Problem details »
Set down the data again exactly. Pictures are not part of the copy.

Dataset rows describing interfaces »
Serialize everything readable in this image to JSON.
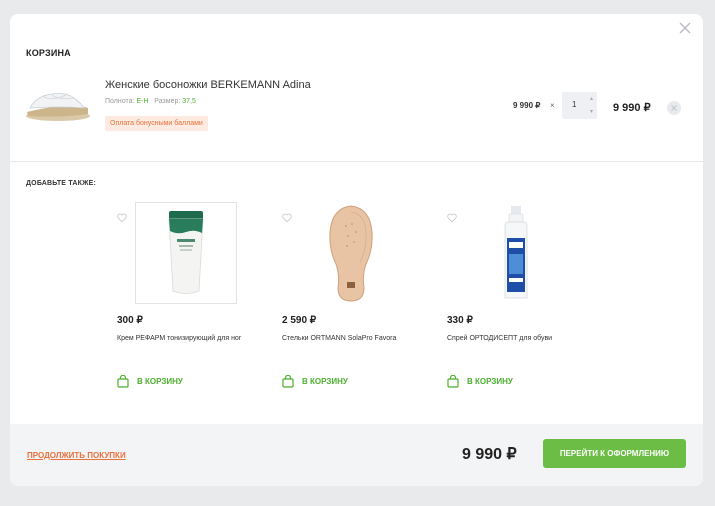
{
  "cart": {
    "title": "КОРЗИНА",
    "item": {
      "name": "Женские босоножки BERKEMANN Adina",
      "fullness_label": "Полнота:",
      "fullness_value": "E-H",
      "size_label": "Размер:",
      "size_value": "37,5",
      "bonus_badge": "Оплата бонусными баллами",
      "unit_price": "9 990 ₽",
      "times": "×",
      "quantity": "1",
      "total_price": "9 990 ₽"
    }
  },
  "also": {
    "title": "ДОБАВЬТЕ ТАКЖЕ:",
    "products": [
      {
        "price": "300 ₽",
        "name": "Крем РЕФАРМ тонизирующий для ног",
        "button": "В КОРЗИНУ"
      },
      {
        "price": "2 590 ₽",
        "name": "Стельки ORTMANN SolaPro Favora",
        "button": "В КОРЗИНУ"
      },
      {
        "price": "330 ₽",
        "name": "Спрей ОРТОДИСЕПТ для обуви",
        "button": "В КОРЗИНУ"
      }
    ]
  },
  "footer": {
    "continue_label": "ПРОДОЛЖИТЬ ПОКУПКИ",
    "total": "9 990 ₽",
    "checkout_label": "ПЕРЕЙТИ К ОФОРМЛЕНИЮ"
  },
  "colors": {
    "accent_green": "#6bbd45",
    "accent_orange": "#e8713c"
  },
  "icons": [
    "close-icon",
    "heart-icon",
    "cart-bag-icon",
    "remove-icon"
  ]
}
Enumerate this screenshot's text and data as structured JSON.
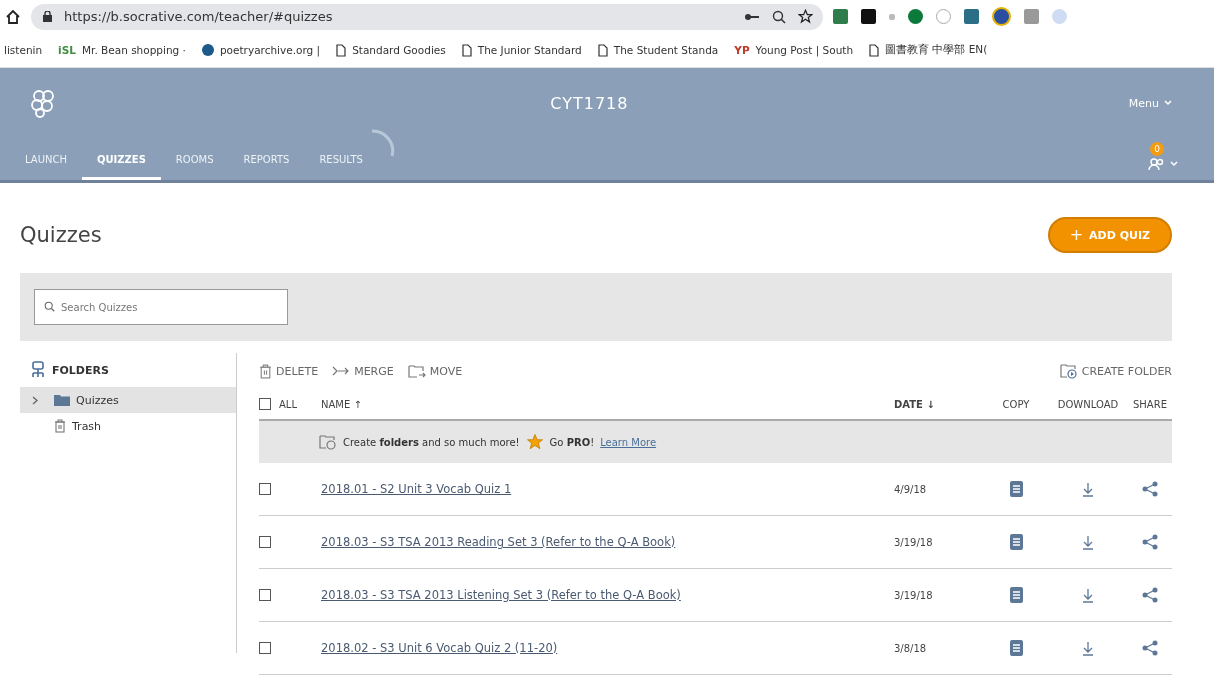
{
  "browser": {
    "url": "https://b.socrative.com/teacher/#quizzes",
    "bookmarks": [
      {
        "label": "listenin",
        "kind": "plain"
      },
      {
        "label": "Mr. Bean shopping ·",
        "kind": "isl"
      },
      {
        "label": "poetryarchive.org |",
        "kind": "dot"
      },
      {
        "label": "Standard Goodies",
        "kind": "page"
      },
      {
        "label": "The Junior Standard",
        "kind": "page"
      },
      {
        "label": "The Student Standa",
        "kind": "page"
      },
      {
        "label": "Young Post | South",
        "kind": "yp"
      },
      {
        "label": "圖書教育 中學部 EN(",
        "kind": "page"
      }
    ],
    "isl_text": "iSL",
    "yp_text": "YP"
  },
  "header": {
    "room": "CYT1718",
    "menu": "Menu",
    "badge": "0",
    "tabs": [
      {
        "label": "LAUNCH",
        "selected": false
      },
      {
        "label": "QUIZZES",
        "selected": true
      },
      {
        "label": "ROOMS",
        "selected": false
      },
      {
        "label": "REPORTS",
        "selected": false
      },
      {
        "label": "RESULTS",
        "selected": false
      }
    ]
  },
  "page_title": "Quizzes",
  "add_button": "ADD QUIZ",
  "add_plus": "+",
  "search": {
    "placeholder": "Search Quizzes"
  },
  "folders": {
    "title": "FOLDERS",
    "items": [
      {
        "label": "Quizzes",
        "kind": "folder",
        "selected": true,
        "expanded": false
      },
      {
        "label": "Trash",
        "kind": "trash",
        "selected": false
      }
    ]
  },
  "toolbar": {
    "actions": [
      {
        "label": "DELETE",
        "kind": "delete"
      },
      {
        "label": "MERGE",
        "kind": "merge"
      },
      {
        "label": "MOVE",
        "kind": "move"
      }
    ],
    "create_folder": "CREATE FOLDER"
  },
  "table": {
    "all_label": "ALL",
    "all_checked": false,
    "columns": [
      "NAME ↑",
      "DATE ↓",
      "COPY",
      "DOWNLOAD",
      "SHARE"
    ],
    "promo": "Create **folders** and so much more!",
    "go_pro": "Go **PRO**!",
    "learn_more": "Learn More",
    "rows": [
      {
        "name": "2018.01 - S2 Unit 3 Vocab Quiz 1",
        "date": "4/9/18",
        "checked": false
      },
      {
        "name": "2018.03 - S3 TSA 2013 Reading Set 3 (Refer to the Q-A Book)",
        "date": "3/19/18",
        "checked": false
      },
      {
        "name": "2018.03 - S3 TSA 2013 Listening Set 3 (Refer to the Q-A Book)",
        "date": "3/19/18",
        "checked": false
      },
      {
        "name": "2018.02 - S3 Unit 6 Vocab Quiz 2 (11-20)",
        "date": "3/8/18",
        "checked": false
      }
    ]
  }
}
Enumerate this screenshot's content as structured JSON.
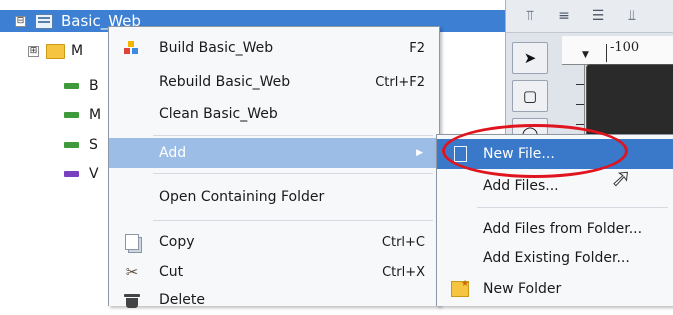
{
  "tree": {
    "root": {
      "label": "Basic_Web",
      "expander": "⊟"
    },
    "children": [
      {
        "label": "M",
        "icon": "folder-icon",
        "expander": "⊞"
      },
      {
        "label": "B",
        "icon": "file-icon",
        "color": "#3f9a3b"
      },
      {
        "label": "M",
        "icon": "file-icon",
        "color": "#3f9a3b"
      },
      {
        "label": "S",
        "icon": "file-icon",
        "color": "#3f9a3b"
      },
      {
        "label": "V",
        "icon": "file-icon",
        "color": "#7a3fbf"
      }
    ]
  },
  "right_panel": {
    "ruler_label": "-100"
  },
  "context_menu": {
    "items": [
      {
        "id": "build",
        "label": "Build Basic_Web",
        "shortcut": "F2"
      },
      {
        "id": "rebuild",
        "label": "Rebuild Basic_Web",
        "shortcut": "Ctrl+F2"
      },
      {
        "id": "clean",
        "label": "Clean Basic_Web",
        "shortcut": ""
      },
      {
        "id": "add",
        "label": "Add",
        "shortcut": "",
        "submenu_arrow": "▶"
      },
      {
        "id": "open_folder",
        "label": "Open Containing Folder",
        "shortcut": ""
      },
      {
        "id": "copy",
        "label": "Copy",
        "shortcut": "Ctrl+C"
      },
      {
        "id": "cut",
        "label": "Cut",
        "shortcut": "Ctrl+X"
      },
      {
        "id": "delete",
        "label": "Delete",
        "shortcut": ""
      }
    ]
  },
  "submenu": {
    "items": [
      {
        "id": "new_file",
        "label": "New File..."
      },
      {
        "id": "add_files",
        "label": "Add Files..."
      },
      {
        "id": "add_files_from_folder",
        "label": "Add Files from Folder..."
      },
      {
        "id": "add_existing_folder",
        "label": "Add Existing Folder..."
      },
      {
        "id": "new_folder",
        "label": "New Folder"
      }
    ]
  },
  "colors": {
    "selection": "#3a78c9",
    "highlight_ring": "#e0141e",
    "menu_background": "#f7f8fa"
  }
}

Exercise response »
Serialize everything readable in this image to JSON.
{
  "cart": {
    "title": "КОРЗИНА",
    "item": {
      "name": "Женские босоножки BERKEMANN Adina",
      "fullness_label": "Полнота:",
      "fullness_value": "E-H",
      "size_label": "Размер:",
      "size_value": "37,5",
      "bonus_badge": "Оплата бонусными баллами",
      "unit_price": "9 990 ₽",
      "times": "×",
      "quantity": "1",
      "total_price": "9 990 ₽"
    }
  },
  "also": {
    "title": "ДОБАВЬТЕ ТАКЖЕ:",
    "products": [
      {
        "price": "300 ₽",
        "name": "Крем РЕФАРМ тонизирующий для ног",
        "button": "В КОРЗИНУ"
      },
      {
        "price": "2 590 ₽",
        "name": "Стельки ORTMANN SolaPro Favora",
        "button": "В КОРЗИНУ"
      },
      {
        "price": "330 ₽",
        "name": "Спрей ОРТОДИСЕПТ для обуви",
        "button": "В КОРЗИНУ"
      }
    ]
  },
  "footer": {
    "continue_label": "ПРОДОЛЖИТЬ ПОКУПКИ",
    "total": "9 990 ₽",
    "checkout_label": "ПЕРЕЙТИ К ОФОРМЛЕНИЮ"
  },
  "colors": {
    "accent_green": "#6bbd45",
    "accent_orange": "#e8713c"
  },
  "icons": [
    "close-icon",
    "heart-icon",
    "cart-bag-icon",
    "remove-icon"
  ]
}
Enumerate this screenshot's text and data as structured JSON.
{
  "browser": {
    "url": "https://b.socrative.com/teacher/#quizzes",
    "bookmarks": [
      {
        "label": "listenin",
        "kind": "plain"
      },
      {
        "label": "Mr. Bean shopping ·",
        "kind": "isl"
      },
      {
        "label": "poetryarchive.org |",
        "kind": "dot"
      },
      {
        "label": "Standard Goodies",
        "kind": "page"
      },
      {
        "label": "The Junior Standard",
        "kind": "page"
      },
      {
        "label": "The Student Standa",
        "kind": "page"
      },
      {
        "label": "Young Post | South",
        "kind": "yp"
      },
      {
        "label": "圖書教育 中學部 EN(",
        "kind": "page"
      }
    ],
    "isl_text": "iSL",
    "yp_text": "YP"
  },
  "header": {
    "room": "CYT1718",
    "menu": "Menu",
    "badge": "0",
    "tabs": [
      {
        "label": "LAUNCH",
        "selected": false
      },
      {
        "label": "QUIZZES",
        "selected": true
      },
      {
        "label": "ROOMS",
        "selected": false
      },
      {
        "label": "REPORTS",
        "selected": false
      },
      {
        "label": "RESULTS",
        "selected": false
      }
    ]
  },
  "page_title": "Quizzes",
  "add_button": "ADD QUIZ",
  "add_plus": "+",
  "search": {
    "placeholder": "Search Quizzes"
  },
  "folders": {
    "title": "FOLDERS",
    "items": [
      {
        "label": "Quizzes",
        "kind": "folder",
        "selected": true,
        "expanded": false
      },
      {
        "label": "Trash",
        "kind": "trash",
        "selected": false
      }
    ]
  },
  "toolbar": {
    "actions": [
      {
        "label": "DELETE",
        "kind": "delete"
      },
      {
        "label": "MERGE",
        "kind": "merge"
      },
      {
        "label": "MOVE",
        "kind": "move"
      }
    ],
    "create_folder": "CREATE FOLDER"
  },
  "table": {
    "all_label": "ALL",
    "all_checked": false,
    "columns": [
      "NAME ↑",
      "DATE ↓",
      "COPY",
      "DOWNLOAD",
      "SHARE"
    ],
    "promo": "Create **folders** and so much more!",
    "go_pro": "Go **PRO**!",
    "learn_more": "Learn More",
    "rows": [
      {
        "name": "2018.01 - S2 Unit 3 Vocab Quiz 1",
        "date": "4/9/18",
        "checked": false
      },
      {
        "name": "2018.03 - S3 TSA 2013 Reading Set 3 (Refer to the Q-A Book)",
        "date": "3/19/18",
        "checked": false
      },
      {
        "name": "2018.03 - S3 TSA 2013 Listening Set 3 (Refer to the Q-A Book)",
        "date": "3/19/18",
        "checked": false
      },
      {
        "name": "2018.02 - S3 Unit 6 Vocab Quiz 2 (11-20)",
        "date": "3/8/18",
        "checked": false
      }
    ]
  }
}
Enumerate this screenshot's content as structured JSON.
{
  "tree": {
    "root": {
      "label": "Basic_Web",
      "expander": "⊟"
    },
    "children": [
      {
        "label": "M",
        "icon": "folder-icon",
        "expander": "⊞"
      },
      {
        "label": "B",
        "icon": "file-icon",
        "color": "#3f9a3b"
      },
      {
        "label": "M",
        "icon": "file-icon",
        "color": "#3f9a3b"
      },
      {
        "label": "S",
        "icon": "file-icon",
        "color": "#3f9a3b"
      },
      {
        "label": "V",
        "icon": "file-icon",
        "color": "#7a3fbf"
      }
    ]
  },
  "right_panel": {
    "ruler_label": "-100"
  },
  "context_menu": {
    "items": [
      {
        "id": "build",
        "label": "Build Basic_Web",
        "shortcut": "F2"
      },
      {
        "id": "rebuild",
        "label": "Rebuild Basic_Web",
        "shortcut": "Ctrl+F2"
      },
      {
        "id": "clean",
        "label": "Clean Basic_Web",
        "shortcut": ""
      },
      {
        "id": "add",
        "label": "Add",
        "shortcut": "",
        "submenu_arrow": "▶"
      },
      {
        "id": "open_folder",
        "label": "Open Containing Folder",
        "shortcut": ""
      },
      {
        "id": "copy",
        "label": "Copy",
        "shortcut": "Ctrl+C"
      },
      {
        "id": "cut",
        "label": "Cut",
        "shortcut": "Ctrl+X"
      },
      {
        "id": "delete",
        "label": "Delete",
        "shortcut": ""
      }
    ]
  },
  "submenu": {
    "items": [
      {
        "id": "new_file",
        "label": "New File..."
      },
      {
        "id": "add_files",
        "label": "Add Files..."
      },
      {
        "id": "add_files_from_folder",
        "label": "Add Files from Folder..."
      },
      {
        "id": "add_existing_folder",
        "label": "Add Existing Folder..."
      },
      {
        "id": "new_folder",
        "label": "New Folder"
      }
    ]
  },
  "colors": {
    "selection": "#3a78c9",
    "highlight_ring": "#e0141e",
    "menu_background": "#f7f8fa"
  }
}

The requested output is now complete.